Some days just are sluggish. This was one. I’m just glad that I didn’t find comfort in a pint of ice cream. Win! (not really)

100 DoC: Day One

Yesterday I walked from the Blanton Museum to my home, which is about 1.5 miles south of Ben White. I was going to run, but I was too tired. Will I count that as exercise? Hells to the yeah power. 

And I’m counting today as day one, too. I did not think I was going to start today. I was trying to get my portfolio set up (in a skeletal sort of way) and was running out of time to do a wee bit of code. Nearly defeated. Nearly. Until I had my “cotton-pickin’ moment” moment (often called a copimomo among the cool kids). Building the portfolio counts as coding. Walking 8 miles instead of running 3 counts, so fussing about with the portfolio, html, css, and Sass count. It wasn’t what I had planned, but there were blisters and sweat. Just as much. 
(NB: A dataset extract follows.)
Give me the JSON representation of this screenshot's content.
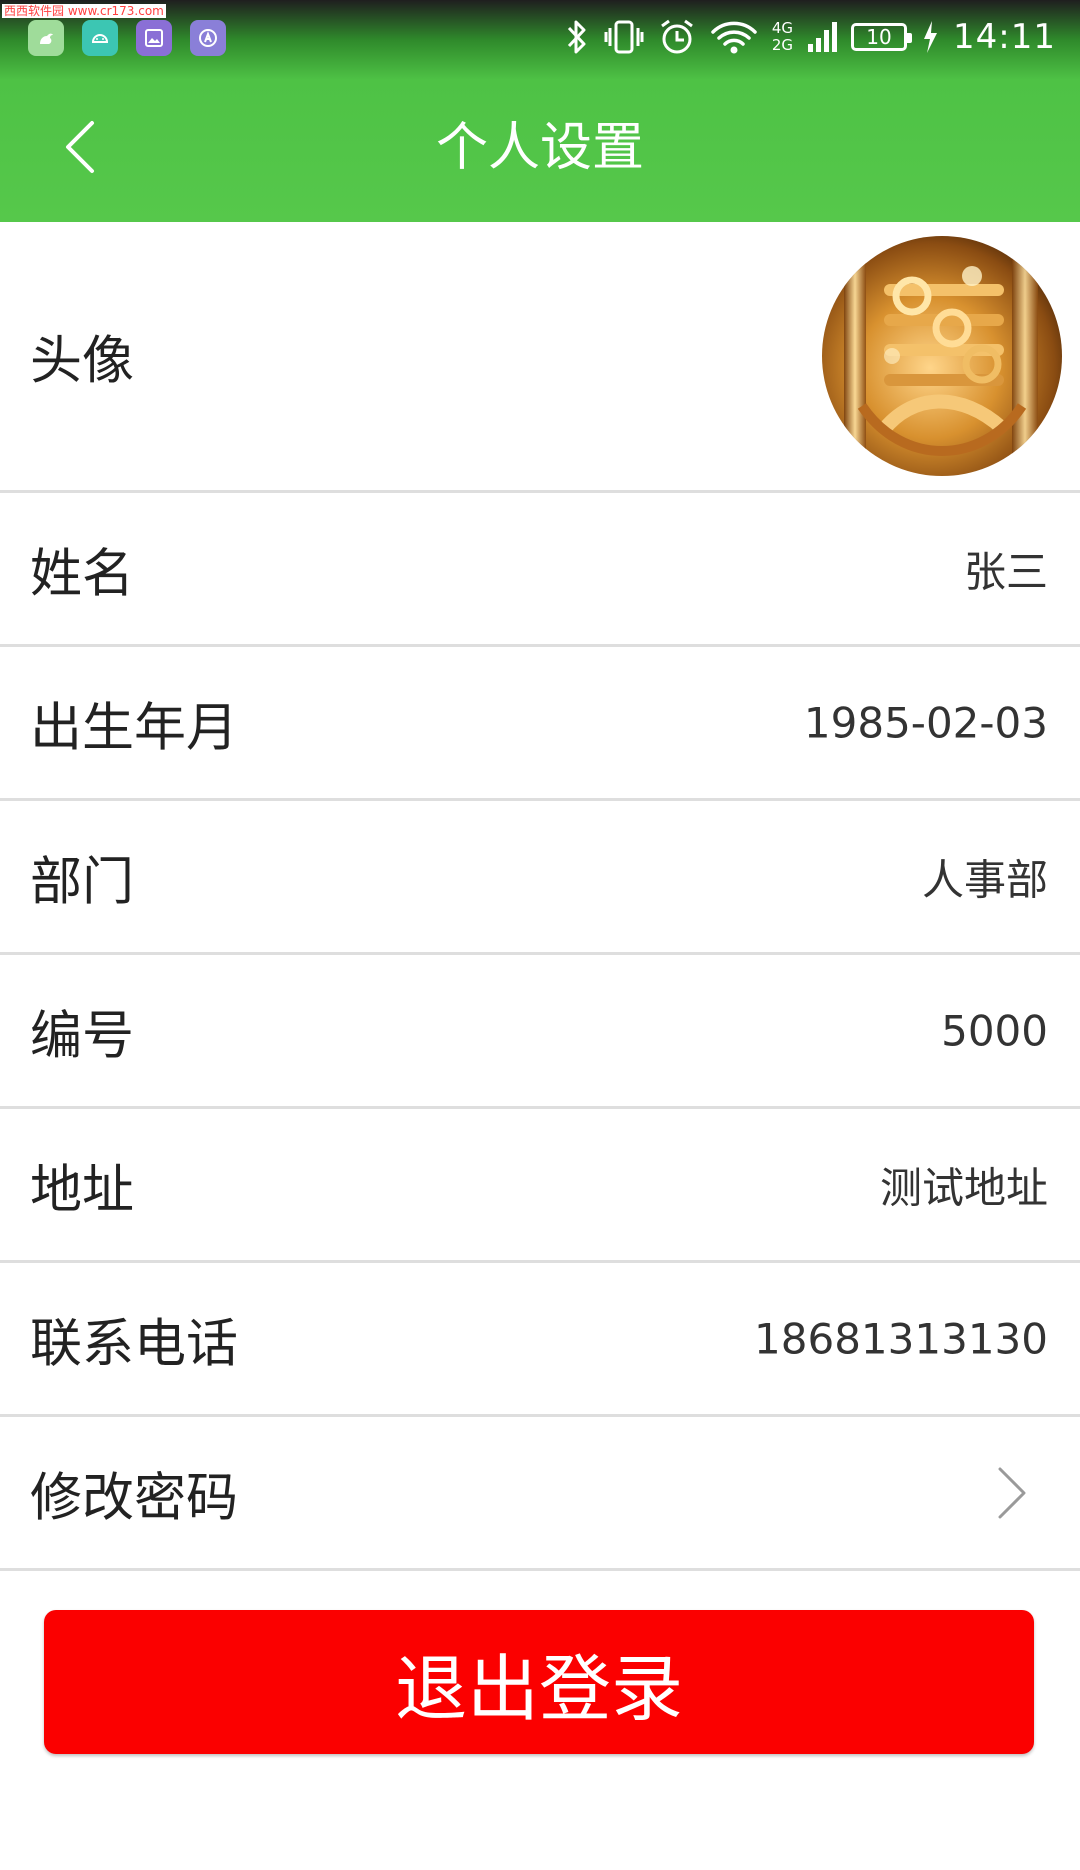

It’s a complete do-over. This 100 Days is a new repository. The older one has been renamed MinPens-WiddleFiddles, which will be for wee wee bits. We’re talking wee, weally wee. And they cannot count for 100 Days. If anything, they can be my warmups. My stretches. My kicks. Because I’m 47:

100 derps of code

Why not decide to commit to 100 Days of Code just before starting my final project? WHY THE HELL NOT?!? I’ll have all the time in the world. Sure, I can do it. Just wee bits of code. Nothing huge. A min-Pen here or widdle-Fiddle there. 

I’m the derp in purp:

Instead of starting where I left off, it’s time to recommit. And re-plan. My three months in a coding school are done. Everyday something new for the most part. Some topics feel like I learned them years ago. Do I start at the beginning? Start at a topic with A and go down the alphabet? Do wee bits or larger projects? Everyday the same or different days with different formats? Always digital or the occasional mind-mapping with crazy pen and ink? So many ideas.

I’m down to a few ideas. I’m going to commit by the end of tomorrow’s second cappuccino. You have no idea how that kind of commitment gives me the shakes.

100 Days of Code coming up, but tonight is day 0. zzzzz